Adding to this already impressive back catalogue is the imminent release of a live album alongside living legend and krautrock pioneer Damo Suzuki. Recorded at a show in The Kazimier, the album stands as testament to the strength of Mugstar as performing musicians. Veering through kraut, prog, psych and jazz, each of the tracks showcases a number of different strings to Mugstar’s Technicolor bow. The show, birthed in typical Damo Suzuki style, was entirely improvised. The performance was a chance for the audience to bear witness to this meeting of minds first hand. “He actually said to us, ‘don’t rehearse’. We met with him on the night, we soundchecked, and we played. I can’t remember the exact phrase he used but it was something about the cosmic forces coming together.” Listening to the album – Start From Zero, released on Important Records this month – it’s difficult to argue with the results. The album stands as testament not only to the virtuosity of Mugstar as a live act, but how important improvisation is to the band. This spirit of adventure and exploration permeates everything the band do.

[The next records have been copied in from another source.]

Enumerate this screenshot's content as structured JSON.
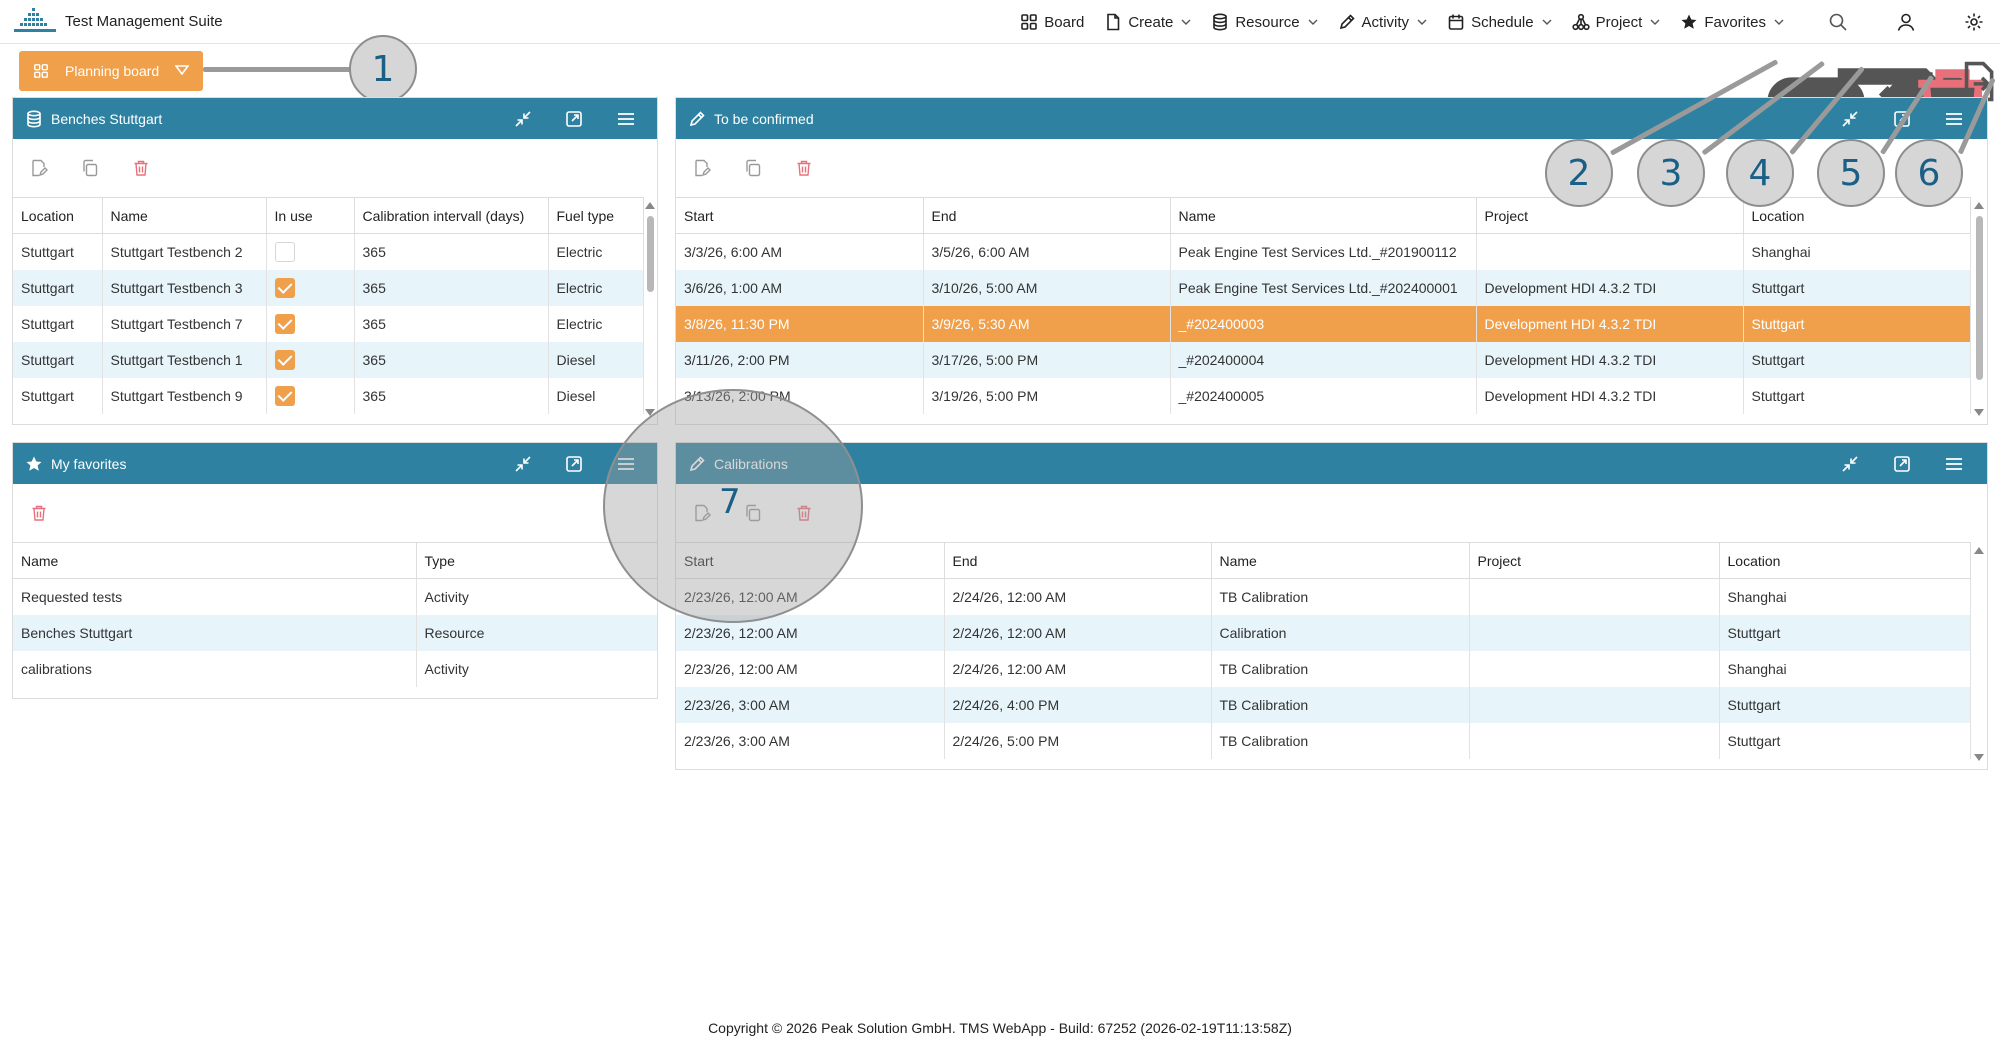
{
  "app": {
    "title": "Test Management Suite"
  },
  "nav": {
    "board": "Board",
    "create": "Create",
    "resource": "Resource",
    "activity": "Activity",
    "schedule": "Schedule",
    "project": "Project",
    "favorites": "Favorites"
  },
  "board_button": {
    "label": "Planning board"
  },
  "callouts": [
    "1",
    "2",
    "3",
    "4",
    "5",
    "6",
    "7"
  ],
  "panels": {
    "benches": {
      "title": "Benches Stuttgart",
      "columns": [
        "Location",
        "Name",
        "In use",
        "Calibration intervall (days)",
        "Fuel type"
      ],
      "rows": [
        {
          "location": "Stuttgart",
          "name": "Stuttgart Testbench 2",
          "in_use": false,
          "interval": "365",
          "fuel": "Electric"
        },
        {
          "location": "Stuttgart",
          "name": "Stuttgart Testbench 3",
          "in_use": true,
          "interval": "365",
          "fuel": "Electric"
        },
        {
          "location": "Stuttgart",
          "name": "Stuttgart Testbench 7",
          "in_use": true,
          "interval": "365",
          "fuel": "Electric"
        },
        {
          "location": "Stuttgart",
          "name": "Stuttgart Testbench 1",
          "in_use": true,
          "interval": "365",
          "fuel": "Diesel"
        },
        {
          "location": "Stuttgart",
          "name": "Stuttgart Testbench 9",
          "in_use": true,
          "interval": "365",
          "fuel": "Diesel"
        }
      ]
    },
    "confirm": {
      "title": "To be confirmed",
      "columns": [
        "Start",
        "End",
        "Name",
        "Project",
        "Location"
      ],
      "rows": [
        {
          "start": "3/3/26, 6:00 AM",
          "end": "3/5/26, 6:00 AM",
          "name": "Peak Engine Test Services Ltd._#201900112",
          "project": "",
          "location": "Shanghai"
        },
        {
          "start": "3/6/26, 1:00 AM",
          "end": "3/10/26, 5:00 AM",
          "name": "Peak Engine Test Services Ltd._#202400001",
          "project": "Development HDI 4.3.2 TDI",
          "location": "Stuttgart"
        },
        {
          "start": "3/8/26, 11:30 PM",
          "end": "3/9/26, 5:30 AM",
          "name": "_#202400003",
          "project": "Development HDI 4.3.2 TDI",
          "location": "Stuttgart"
        },
        {
          "start": "3/11/26, 2:00 PM",
          "end": "3/17/26, 5:00 PM",
          "name": "_#202400004",
          "project": "Development HDI 4.3.2 TDI",
          "location": "Stuttgart"
        },
        {
          "start": "3/13/26, 2:00 PM",
          "end": "3/19/26, 5:00 PM",
          "name": "_#202400005",
          "project": "Development HDI 4.3.2 TDI",
          "location": "Stuttgart"
        }
      ]
    },
    "favorites": {
      "title": "My favorites",
      "columns": [
        "Name",
        "Type"
      ],
      "rows": [
        {
          "name": "Requested tests",
          "type": "Activity"
        },
        {
          "name": "Benches Stuttgart",
          "type": "Resource"
        },
        {
          "name": "calibrations",
          "type": "Activity"
        }
      ]
    },
    "calibrations": {
      "title": "Calibrations",
      "columns": [
        "Start",
        "End",
        "Name",
        "Project",
        "Location"
      ],
      "rows": [
        {
          "start": "2/23/26, 12:00 AM",
          "end": "2/24/26, 12:00 AM",
          "name": "TB Calibration",
          "project": "",
          "location": "Shanghai"
        },
        {
          "start": "2/23/26, 12:00 AM",
          "end": "2/24/26, 12:00 AM",
          "name": "Calibration",
          "project": "",
          "location": "Stuttgart"
        },
        {
          "start": "2/23/26, 12:00 AM",
          "end": "2/24/26, 12:00 AM",
          "name": "TB Calibration",
          "project": "",
          "location": "Shanghai"
        },
        {
          "start": "2/23/26, 3:00 AM",
          "end": "2/24/26, 4:00 PM",
          "name": "TB Calibration",
          "project": "",
          "location": "Stuttgart"
        },
        {
          "start": "2/23/26, 3:00 AM",
          "end": "2/24/26, 5:00 PM",
          "name": "TB Calibration",
          "project": "",
          "location": "Stuttgart"
        }
      ]
    }
  },
  "footer": {
    "text": "Copyright © 2026 Peak Solution GmbH. TMS WebApp - Build: 67252 (2026-02-19T11:13:58Z)"
  },
  "colors": {
    "header": "#2e81a1",
    "accent": "#f0a04b",
    "row_alt": "#e7f5fb",
    "callout_text": "#1a5f86"
  }
}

Mugstar have also shown themselves to be exploratory not only in content but in context. Alongside their more traditional collaborations they have explored new forms, as the recent partnership with contemporary dance choreographer Frank Michelletti proves. Specially commissioned for the wonderfully titled Kubilai Kahn Investigations, the piece involved the band playing on stage surrounded by dancers responding to the music as they played. The project was not only hugely successful as a show but proved to be an eye-opening experience for the band. “It was really interesting to see how the dancers responded to some of the intricacies in our music; the bits that I wonder if anyone picks up on. There were a few moments where I would, for example, change the bassline a little and their movements would be altered. It was great to see someone respond in that way.” Spurred-on by the success of the performance, the band are perhaps understandably keen for this not to be the last time they work in such a way. “We’d definitely be interested in doing it again. It gave [us] so much energy. To have people on the stage responding to what you’re doing, it was amazing. Everyone involved felt their performance just went up a level.”
Whether it is dancers, collaborations or live soundtracking a film about the Red Army/Popular Front For The Liberation Of Palestine, Mugstar are a band constantly pushing the boundaries of their art form. “It’s not a conscious decision to keep going down these different avenues of working, but I think that, when we did our own film for Summercamp last year, it opened up all these opportunities,” explains Neil. It would be a brave person who bets on where they go next. What’s certain, however, is that it will be as exciting, vital and interesting as ever.
Start From Zero is out on Important Records on 21st June.